=== Problem description ===
Please copy each line in the records below that contains the string "JSON".

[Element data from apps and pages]
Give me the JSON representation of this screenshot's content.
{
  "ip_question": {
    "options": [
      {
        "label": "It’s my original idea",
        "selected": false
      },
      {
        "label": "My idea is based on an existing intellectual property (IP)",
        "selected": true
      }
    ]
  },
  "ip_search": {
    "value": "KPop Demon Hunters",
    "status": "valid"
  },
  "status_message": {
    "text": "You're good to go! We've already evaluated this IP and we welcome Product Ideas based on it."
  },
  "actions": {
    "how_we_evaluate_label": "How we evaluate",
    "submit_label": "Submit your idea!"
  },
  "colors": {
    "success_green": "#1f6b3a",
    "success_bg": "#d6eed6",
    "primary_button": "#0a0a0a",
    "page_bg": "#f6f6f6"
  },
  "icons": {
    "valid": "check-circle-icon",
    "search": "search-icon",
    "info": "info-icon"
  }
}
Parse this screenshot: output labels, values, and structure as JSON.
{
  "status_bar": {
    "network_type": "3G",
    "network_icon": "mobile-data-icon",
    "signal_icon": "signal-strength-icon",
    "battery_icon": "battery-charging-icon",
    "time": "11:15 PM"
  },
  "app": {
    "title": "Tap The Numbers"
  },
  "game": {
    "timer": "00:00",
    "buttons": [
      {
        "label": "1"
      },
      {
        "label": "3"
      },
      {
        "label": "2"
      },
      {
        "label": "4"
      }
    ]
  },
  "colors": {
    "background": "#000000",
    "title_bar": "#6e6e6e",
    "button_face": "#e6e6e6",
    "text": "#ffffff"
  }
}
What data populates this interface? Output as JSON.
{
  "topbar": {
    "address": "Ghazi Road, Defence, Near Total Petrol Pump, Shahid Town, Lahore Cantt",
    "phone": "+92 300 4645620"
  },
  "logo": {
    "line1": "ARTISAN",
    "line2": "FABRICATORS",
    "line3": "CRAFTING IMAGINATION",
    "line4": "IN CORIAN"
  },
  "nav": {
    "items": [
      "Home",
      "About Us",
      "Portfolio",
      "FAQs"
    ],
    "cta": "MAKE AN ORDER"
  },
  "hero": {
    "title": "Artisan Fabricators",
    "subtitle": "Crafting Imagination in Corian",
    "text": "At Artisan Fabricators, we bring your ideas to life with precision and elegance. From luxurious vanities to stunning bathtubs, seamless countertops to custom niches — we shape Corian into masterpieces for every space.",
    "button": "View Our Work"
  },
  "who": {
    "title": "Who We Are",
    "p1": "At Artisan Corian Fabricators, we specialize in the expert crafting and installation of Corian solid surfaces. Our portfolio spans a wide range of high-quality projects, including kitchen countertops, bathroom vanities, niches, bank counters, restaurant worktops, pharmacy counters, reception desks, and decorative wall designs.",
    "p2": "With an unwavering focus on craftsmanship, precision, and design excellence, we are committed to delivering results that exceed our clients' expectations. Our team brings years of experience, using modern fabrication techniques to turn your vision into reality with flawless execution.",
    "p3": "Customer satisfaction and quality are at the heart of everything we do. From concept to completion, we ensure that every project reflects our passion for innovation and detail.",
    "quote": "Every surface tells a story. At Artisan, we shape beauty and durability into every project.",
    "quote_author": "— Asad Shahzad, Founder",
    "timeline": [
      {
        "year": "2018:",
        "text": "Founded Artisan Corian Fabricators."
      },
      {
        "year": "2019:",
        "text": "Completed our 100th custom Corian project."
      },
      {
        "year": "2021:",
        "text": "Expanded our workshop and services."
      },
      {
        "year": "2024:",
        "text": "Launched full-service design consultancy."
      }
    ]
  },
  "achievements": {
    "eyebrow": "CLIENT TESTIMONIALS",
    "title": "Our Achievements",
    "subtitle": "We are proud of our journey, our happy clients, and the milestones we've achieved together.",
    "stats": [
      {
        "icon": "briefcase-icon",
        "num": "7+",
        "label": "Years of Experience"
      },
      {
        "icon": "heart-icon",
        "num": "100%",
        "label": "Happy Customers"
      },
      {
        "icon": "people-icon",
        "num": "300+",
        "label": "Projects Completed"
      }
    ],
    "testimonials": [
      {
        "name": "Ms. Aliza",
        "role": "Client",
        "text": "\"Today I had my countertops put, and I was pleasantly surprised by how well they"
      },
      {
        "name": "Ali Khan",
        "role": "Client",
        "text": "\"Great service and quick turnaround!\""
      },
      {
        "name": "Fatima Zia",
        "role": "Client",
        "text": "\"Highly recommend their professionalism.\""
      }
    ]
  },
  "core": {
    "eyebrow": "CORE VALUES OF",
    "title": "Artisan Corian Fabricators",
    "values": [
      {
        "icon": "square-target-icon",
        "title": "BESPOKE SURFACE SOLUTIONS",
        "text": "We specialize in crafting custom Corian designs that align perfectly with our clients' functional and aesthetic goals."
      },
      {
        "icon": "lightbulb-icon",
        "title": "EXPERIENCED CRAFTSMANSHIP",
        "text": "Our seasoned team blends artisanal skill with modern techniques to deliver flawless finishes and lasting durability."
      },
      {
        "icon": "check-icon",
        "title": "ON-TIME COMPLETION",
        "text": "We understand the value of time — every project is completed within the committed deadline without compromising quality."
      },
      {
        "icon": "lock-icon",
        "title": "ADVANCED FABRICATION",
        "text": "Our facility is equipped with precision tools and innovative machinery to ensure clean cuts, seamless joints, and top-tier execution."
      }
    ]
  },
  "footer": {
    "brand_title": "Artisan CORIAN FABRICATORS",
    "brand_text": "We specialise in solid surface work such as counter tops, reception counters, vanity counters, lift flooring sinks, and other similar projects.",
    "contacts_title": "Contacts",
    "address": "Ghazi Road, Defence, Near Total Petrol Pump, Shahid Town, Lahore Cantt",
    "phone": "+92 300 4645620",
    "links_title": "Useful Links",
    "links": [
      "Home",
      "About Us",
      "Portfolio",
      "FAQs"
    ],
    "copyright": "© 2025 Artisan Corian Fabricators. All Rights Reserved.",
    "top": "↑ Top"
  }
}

=== Task answer ===
Give me the JSON representation of this screenshot's content.
Parse this screenshot: output labels, values, and structure as JSON.
What data populates this interface? Output as JSON.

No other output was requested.